__Prompt__: Across the entries below, how many lines have the word "rate" in them? Respond with only the number.

__Data for analysis__:
——
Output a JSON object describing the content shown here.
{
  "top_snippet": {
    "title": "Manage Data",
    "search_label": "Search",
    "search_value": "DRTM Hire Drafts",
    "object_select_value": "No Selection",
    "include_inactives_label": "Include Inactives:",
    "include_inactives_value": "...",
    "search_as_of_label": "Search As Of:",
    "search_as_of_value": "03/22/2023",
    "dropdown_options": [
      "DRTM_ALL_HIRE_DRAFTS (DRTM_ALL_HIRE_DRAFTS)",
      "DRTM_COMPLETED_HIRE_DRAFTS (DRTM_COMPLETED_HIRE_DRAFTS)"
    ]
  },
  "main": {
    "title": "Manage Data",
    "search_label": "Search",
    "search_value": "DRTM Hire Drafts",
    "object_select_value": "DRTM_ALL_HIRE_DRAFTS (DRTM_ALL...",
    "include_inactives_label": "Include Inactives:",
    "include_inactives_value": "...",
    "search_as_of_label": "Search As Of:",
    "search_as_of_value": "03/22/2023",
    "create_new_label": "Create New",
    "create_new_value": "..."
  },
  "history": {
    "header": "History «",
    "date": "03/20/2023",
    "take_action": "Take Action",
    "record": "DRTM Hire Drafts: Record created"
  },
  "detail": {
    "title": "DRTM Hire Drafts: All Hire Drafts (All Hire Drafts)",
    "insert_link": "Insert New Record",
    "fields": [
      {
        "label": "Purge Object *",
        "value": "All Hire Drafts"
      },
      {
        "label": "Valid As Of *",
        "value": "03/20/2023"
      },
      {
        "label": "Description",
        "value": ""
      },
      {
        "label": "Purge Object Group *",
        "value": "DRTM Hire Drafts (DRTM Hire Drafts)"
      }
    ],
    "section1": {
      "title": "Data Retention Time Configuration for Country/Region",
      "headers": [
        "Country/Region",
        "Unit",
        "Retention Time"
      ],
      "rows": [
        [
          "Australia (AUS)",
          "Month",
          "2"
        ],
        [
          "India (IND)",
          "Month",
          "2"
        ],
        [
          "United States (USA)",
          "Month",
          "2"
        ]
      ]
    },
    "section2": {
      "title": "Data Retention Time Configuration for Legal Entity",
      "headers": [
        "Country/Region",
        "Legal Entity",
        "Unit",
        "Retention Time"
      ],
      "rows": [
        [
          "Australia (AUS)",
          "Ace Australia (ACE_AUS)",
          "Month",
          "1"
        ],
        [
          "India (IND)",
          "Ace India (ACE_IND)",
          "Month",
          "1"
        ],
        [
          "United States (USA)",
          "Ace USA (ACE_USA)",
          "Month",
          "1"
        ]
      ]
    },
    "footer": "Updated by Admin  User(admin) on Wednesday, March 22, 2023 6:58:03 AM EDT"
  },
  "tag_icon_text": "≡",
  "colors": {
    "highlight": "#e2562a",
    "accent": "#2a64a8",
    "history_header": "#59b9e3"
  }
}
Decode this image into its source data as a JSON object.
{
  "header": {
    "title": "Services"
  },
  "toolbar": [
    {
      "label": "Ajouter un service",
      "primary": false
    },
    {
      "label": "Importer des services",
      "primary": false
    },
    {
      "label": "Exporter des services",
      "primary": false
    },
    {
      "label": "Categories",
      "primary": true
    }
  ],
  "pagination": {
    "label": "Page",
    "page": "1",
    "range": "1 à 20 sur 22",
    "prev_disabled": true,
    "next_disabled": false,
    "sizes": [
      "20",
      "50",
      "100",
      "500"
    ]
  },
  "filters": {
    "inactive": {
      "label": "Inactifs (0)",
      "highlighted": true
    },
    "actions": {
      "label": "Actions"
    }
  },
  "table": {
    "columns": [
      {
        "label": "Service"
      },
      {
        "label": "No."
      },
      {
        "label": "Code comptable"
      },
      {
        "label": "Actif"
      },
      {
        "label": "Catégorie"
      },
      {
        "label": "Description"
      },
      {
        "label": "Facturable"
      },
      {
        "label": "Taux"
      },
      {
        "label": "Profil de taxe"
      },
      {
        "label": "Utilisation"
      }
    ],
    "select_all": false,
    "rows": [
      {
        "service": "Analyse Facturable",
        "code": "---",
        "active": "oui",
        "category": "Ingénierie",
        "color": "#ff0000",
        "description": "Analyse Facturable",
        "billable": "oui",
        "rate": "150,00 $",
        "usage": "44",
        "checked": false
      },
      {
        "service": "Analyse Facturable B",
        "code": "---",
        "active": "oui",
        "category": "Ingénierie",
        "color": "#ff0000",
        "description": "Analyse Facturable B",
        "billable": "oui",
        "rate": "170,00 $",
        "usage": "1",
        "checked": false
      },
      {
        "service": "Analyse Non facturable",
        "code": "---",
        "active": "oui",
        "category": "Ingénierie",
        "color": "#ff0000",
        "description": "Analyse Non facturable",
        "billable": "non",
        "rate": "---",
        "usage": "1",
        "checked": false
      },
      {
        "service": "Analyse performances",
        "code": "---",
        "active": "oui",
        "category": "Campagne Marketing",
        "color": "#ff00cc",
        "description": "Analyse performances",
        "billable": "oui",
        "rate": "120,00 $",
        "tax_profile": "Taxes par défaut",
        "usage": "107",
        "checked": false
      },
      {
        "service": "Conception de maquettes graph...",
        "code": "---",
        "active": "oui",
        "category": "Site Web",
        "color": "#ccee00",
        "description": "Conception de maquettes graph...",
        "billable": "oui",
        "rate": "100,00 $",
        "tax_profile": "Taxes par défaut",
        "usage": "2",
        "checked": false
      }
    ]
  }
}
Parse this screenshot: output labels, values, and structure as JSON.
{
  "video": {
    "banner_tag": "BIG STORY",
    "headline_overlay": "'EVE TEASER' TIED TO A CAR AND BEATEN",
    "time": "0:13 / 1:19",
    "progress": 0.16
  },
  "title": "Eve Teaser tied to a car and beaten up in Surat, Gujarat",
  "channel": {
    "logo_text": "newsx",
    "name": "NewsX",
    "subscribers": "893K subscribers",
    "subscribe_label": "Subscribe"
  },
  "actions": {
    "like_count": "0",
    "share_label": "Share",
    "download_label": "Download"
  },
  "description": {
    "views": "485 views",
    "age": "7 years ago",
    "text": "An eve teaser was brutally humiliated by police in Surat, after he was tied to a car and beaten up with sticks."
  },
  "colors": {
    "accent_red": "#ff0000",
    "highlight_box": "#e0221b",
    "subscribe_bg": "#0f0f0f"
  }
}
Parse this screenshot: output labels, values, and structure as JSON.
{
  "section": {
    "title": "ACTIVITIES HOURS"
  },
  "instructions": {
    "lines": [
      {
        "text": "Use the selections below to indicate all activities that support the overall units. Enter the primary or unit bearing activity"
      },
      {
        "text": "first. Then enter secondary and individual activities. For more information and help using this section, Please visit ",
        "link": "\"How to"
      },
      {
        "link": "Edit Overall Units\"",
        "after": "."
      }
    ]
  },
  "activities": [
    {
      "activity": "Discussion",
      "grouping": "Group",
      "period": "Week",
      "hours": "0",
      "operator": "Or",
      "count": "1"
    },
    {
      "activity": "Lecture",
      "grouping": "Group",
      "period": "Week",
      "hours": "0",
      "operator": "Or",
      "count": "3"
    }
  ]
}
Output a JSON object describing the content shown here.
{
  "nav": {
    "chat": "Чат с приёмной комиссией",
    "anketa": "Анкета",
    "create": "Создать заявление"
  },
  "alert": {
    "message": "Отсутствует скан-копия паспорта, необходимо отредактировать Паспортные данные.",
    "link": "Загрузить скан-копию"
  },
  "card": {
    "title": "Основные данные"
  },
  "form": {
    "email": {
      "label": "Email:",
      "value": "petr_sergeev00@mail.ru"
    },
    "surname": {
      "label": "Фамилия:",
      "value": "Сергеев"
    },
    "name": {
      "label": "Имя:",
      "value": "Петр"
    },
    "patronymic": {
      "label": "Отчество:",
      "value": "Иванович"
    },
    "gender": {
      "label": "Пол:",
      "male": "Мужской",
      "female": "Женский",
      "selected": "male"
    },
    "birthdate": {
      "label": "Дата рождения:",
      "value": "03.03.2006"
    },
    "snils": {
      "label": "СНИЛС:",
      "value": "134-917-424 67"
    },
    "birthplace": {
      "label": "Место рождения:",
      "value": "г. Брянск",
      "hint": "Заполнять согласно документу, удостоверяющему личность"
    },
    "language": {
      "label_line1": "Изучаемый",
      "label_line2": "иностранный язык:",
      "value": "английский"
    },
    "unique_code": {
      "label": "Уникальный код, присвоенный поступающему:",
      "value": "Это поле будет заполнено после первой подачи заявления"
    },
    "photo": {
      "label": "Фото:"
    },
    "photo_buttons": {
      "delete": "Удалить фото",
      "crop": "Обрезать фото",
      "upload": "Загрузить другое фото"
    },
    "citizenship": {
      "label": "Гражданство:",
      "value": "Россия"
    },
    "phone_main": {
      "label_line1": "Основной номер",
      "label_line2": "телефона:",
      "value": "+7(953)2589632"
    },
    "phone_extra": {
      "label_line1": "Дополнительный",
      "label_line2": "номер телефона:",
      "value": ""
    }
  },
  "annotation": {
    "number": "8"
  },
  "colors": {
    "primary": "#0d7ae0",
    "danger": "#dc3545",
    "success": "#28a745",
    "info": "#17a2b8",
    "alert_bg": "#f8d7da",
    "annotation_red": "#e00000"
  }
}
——
__Response to this task__: 5